|Course:||“Rise And Fall of the Slave South,” University of Virginia|
|Rating:||5 (1 votes)|
One of the leading pioneers of the modern Civil Rights movement, W.E.B. DuBois was born in Great Barrington, Massachusetts in 1868. DuBois grew up in an environment of intellectuals. Thus, he witnessed few direct displays of Jim Crowism. A talented student, DuBois excelled academically in high school. Upon graduation, he hoped to attend Harvard or Yale. Due to lack of funds, however, he traveled south to Tennessee, enrolling at Nashville's Fisk University in 1885.

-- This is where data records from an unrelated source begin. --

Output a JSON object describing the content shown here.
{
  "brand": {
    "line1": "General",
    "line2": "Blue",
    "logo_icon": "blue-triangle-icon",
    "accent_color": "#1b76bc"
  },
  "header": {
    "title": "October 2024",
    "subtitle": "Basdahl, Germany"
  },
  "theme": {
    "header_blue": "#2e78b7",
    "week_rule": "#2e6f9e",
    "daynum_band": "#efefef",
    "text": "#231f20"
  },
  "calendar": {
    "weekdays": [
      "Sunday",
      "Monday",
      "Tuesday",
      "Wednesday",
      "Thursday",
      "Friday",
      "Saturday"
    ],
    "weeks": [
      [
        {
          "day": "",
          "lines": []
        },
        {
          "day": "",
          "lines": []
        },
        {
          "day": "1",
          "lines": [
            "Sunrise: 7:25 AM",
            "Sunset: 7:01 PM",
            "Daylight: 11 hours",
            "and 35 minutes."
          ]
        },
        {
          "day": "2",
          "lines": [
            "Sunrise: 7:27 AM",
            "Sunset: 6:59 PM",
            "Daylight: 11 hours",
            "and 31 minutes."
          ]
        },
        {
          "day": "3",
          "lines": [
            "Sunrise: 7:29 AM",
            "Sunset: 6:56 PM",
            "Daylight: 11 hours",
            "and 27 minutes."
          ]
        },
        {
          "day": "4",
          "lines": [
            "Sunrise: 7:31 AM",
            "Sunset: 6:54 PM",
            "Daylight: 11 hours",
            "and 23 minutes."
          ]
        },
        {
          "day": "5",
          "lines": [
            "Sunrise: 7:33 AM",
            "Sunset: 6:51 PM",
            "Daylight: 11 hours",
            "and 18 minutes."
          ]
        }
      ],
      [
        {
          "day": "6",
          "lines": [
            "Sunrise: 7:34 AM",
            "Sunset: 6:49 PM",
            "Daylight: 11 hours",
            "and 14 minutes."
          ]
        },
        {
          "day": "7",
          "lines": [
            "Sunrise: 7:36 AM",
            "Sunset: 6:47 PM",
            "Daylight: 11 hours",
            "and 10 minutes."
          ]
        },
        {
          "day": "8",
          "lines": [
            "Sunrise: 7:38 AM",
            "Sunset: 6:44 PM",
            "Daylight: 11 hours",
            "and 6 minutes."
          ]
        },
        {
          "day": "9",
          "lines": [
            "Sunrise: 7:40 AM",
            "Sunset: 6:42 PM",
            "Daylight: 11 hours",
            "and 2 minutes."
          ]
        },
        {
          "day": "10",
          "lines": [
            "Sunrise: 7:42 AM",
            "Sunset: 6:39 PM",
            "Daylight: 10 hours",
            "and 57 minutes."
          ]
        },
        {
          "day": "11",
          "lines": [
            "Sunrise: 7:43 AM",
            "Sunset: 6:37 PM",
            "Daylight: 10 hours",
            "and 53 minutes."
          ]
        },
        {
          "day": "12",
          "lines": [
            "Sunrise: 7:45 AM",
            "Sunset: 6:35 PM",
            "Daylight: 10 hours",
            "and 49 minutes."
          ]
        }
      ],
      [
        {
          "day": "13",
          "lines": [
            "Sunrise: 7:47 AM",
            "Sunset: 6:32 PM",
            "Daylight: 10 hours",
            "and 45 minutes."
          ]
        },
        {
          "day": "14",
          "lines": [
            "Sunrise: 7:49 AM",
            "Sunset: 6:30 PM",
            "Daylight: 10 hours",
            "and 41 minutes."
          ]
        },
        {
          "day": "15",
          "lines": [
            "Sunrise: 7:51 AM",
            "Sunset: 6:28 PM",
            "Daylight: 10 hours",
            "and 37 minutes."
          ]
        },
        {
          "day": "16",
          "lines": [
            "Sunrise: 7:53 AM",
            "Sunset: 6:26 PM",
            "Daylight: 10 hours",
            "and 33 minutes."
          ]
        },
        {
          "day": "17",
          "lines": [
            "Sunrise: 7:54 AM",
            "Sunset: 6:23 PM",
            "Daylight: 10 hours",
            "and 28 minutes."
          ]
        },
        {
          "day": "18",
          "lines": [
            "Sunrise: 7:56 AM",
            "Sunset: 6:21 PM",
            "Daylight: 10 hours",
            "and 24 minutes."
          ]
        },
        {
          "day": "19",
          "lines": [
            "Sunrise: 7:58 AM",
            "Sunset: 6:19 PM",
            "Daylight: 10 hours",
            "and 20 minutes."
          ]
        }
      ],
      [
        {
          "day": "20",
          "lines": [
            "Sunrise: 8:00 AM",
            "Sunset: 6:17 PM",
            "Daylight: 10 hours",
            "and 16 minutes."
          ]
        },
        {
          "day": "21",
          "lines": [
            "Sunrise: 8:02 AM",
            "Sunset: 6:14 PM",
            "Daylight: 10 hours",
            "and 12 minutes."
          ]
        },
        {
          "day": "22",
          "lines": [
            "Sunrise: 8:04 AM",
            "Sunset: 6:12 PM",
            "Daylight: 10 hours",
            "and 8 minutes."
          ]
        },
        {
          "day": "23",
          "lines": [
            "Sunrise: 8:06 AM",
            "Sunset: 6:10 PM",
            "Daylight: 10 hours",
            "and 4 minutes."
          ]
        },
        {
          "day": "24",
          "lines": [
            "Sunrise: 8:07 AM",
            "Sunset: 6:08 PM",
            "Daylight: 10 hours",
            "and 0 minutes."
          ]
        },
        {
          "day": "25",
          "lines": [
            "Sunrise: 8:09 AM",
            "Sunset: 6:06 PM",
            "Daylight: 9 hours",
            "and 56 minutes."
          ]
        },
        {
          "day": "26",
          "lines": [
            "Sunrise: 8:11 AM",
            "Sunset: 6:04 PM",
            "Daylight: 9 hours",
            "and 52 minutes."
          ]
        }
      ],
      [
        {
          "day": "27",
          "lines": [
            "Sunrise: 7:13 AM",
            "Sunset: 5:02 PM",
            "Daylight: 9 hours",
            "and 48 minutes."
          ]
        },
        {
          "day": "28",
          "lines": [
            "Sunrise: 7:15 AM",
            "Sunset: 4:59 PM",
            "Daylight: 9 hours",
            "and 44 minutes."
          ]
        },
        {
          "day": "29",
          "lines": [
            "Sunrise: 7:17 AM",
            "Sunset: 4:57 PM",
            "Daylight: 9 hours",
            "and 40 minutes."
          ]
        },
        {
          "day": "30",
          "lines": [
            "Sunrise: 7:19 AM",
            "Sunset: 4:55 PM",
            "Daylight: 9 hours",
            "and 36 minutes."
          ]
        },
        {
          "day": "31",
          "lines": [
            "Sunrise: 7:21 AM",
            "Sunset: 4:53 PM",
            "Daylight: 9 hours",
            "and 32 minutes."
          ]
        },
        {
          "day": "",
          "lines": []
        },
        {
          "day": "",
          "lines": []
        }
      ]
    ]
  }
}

Remarkably, during his time at Fisk, he juggled several extracurricular activities, including editor of the college newspaper, and a rigorous academic curriculum. In fact, DuBois graduated in three years. His interest in the newspaper business would continue, influencing him to create and edit The Crisis for the NAACP in his later years. At Fisk, DuBois also received his first exposure to the segregated South. He spent his summers teaching community schools, learning first hand about the pervasive poverty, discrimination, and prejudice that faced young blacks in Tennessee. In May 1888, he graduated from Fisk. During his time at Fisk, he resolved to challenge the color bar and work diligently to bring down Jim Crow. In the fall, DuBois entered Harvard Graduate School, eventually graduating with a master's and doctor's degree. In the future, he helped found the Niagara Movement and the NAACP.